Divorce mediation: because no one wins in Divorce.
Family law is the area of law that governs the issues arising from the end of relationships.
There is no sugarcoating divorce: It sucks, and there are no winners. I hear these phrases a lot in my practice: “It’s not fair, it’s not my fault!” “Why does he get half of the house?” “Why should I share the children when she’s the one who cheated on me?” “What do I get out of this divorce?”
Preliminary Declarations of Disclosures (PDD’s) are exchanged within 60 days of the filing of the case, and are MANDATORY. The Judgment cannot be entered without filing proof that you have properly exchanged these. It is the law and you cannot bypass this requirement. You may be inclined NOT to disclose an asset that you believe your spouse has no knowledge of. This is a bad idea. Your spouse’s lawyers has many methods and tools for retrieving information on your assets and debts.
No, California does NOT recognize Common Law Marriage!
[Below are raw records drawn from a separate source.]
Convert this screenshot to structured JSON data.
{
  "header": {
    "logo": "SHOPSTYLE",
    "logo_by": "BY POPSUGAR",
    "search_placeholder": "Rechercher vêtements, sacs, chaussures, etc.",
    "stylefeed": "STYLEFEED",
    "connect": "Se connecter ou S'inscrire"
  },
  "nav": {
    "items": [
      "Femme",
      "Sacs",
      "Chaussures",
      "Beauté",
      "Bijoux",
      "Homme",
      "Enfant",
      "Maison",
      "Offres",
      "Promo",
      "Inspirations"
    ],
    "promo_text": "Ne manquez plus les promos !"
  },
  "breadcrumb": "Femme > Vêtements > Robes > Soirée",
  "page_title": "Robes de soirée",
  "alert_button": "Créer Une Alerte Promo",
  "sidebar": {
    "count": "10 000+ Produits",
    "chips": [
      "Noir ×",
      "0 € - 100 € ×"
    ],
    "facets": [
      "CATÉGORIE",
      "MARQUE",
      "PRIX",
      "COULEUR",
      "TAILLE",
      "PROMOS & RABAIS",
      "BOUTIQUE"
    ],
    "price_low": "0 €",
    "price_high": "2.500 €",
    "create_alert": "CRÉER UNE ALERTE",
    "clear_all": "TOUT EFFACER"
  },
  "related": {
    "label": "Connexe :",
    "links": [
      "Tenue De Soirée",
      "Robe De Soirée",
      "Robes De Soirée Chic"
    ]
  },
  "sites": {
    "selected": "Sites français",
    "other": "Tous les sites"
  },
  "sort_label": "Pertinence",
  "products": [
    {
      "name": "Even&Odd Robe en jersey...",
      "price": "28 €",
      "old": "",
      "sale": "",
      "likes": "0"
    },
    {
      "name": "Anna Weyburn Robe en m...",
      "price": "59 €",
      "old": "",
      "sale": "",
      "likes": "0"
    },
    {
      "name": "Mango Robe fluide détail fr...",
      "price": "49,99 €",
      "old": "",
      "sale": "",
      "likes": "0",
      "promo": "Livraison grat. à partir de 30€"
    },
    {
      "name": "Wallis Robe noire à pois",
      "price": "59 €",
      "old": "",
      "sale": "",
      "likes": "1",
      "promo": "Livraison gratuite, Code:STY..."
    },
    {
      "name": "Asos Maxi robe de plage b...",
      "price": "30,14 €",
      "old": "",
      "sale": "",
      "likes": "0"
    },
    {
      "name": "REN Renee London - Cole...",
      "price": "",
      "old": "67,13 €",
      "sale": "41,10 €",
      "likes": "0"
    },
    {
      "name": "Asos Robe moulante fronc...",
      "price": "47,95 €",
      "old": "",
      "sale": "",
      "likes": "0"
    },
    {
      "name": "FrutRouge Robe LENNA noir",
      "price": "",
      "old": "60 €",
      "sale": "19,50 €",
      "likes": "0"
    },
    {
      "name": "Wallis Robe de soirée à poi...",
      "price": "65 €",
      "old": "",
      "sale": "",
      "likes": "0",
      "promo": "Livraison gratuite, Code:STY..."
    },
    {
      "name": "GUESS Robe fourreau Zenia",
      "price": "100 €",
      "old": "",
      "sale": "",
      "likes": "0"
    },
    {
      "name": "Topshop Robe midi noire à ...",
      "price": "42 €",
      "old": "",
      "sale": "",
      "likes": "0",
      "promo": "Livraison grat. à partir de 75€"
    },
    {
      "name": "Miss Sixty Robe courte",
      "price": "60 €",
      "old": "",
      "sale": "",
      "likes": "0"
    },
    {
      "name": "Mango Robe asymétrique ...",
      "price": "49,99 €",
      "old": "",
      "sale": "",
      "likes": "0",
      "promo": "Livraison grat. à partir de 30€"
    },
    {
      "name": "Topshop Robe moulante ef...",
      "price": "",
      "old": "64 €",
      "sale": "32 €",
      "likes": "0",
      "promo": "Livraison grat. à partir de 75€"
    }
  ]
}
Common law marriage is when 2 people have lived together, acted in a manner suggesting they are married – for so long and in such a manner that the State recognizes and confers them the same rights of those who are legally married. Currently, nine (9) states recognize common law marriage: Colorado, Iowa, Kansas, Montana, Oklahoma, Rhode Island, South Carolina, Texas, and Utah. (and New Hampshire for probate purposes).
California does NOT have common law marriage.
Nothing is more challenging than going through a divorce with a special needs child. Special considerations must be made.
· Which parent has been the primary caregiver since the special need or disability was diagnosed?
· What is the daily schedule of the child? What are the daily schedules of each parent? Will either or both parents will be available for care for the child for all of his/her appointments?
· Are both parents involved in the child’s daily care: therapy,
The greatest misconception of no-fault divorce is that “fault” doesn’t matter in a marriage. Several of my clients have interpreted this to mean that in the past, they would have “received more” if they can prove their husbands cheated.
This is incorrect. The “fault” and “no-fault” as referred to in divorces has nothing to do with who is right or wrong. Rather, it applies to the legal standard with which you can obtain a divorce.
Prior to 1969,